>>>

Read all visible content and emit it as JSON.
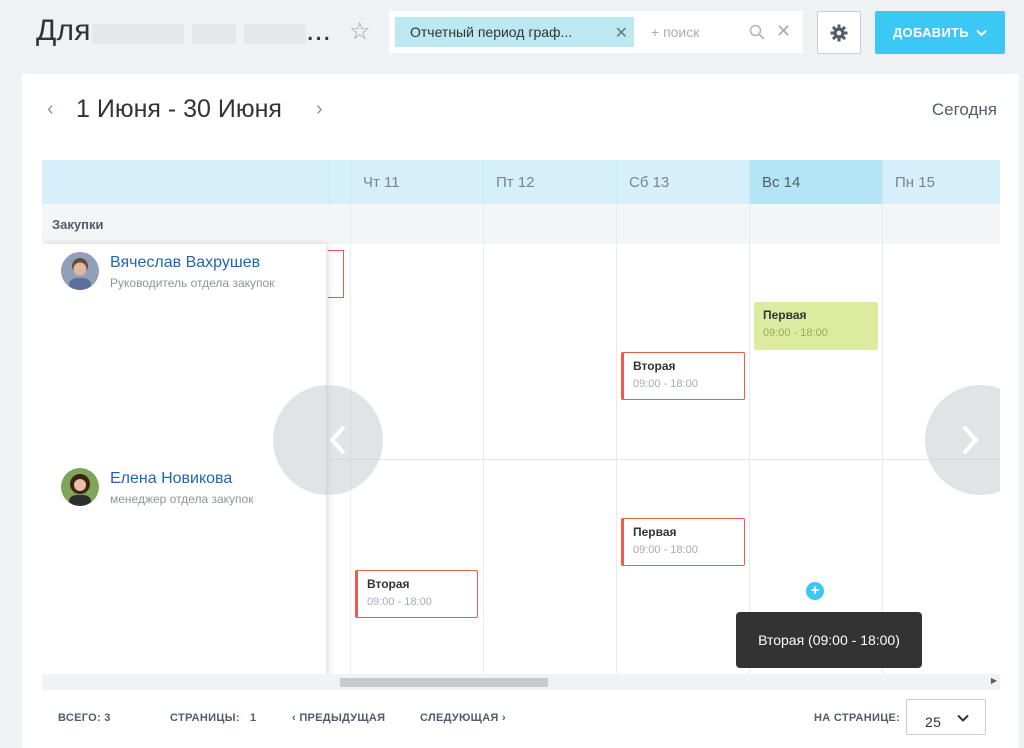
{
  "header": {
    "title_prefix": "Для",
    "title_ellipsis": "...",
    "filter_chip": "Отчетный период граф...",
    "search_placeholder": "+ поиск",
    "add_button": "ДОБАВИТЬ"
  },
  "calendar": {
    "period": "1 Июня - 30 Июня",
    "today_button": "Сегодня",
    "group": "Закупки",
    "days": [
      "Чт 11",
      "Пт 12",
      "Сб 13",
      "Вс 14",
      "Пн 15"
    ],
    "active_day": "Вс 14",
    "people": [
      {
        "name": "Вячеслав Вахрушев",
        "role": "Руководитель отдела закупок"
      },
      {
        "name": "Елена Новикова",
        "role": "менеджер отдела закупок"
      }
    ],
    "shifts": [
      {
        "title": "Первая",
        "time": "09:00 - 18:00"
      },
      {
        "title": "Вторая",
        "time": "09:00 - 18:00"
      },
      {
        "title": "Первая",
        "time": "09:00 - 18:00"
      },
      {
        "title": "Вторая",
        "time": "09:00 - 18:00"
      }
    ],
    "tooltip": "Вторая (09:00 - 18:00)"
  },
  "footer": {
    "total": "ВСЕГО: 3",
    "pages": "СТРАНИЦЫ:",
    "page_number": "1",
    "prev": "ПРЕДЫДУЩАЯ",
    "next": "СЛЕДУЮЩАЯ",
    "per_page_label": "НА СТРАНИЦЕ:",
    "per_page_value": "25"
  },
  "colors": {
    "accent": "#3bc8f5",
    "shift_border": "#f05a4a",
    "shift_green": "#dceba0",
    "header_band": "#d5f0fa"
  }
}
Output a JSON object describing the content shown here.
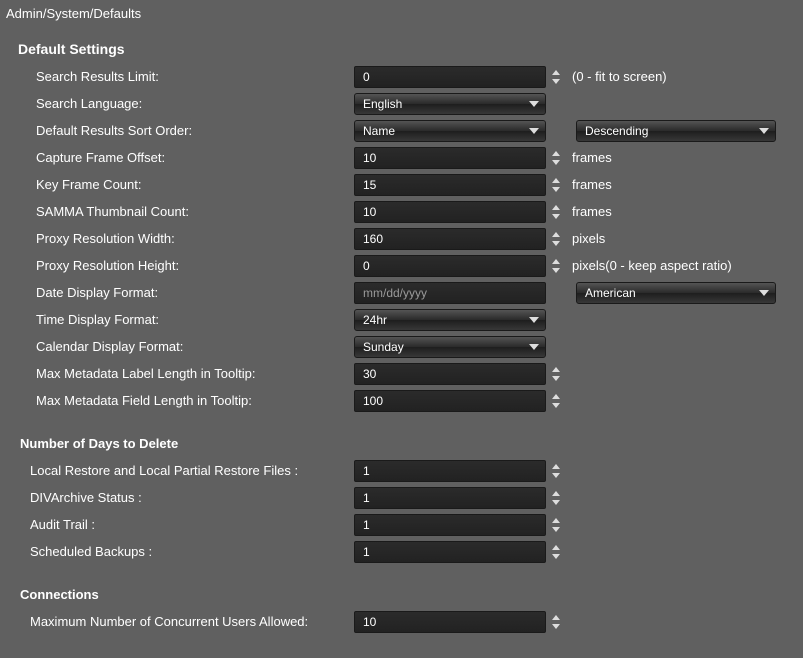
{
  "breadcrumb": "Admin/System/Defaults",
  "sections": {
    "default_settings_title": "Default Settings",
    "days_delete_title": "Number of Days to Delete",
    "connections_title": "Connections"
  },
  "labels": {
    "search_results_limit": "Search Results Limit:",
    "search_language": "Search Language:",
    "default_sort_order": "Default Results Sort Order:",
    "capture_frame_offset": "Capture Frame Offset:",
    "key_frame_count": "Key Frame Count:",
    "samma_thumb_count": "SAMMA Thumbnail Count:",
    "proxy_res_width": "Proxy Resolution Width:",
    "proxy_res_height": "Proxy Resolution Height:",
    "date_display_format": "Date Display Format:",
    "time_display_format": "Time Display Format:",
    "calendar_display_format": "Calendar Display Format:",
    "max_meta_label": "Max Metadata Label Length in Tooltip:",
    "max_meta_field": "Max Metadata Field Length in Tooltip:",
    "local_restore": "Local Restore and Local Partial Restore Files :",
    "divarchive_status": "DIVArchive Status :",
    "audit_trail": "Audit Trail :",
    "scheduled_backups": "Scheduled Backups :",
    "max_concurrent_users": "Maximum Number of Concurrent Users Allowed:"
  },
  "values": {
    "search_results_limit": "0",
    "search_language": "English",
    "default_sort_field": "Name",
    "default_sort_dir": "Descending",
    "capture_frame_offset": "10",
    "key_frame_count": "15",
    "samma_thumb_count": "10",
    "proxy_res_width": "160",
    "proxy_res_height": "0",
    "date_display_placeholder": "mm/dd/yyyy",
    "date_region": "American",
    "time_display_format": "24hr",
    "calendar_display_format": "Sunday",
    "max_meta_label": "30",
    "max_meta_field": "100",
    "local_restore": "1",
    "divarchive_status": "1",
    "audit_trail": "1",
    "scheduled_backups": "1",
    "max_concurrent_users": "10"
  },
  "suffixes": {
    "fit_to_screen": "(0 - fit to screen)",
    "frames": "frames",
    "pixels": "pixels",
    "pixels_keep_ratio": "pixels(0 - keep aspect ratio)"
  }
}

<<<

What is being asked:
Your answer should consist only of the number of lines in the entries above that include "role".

Task response:
2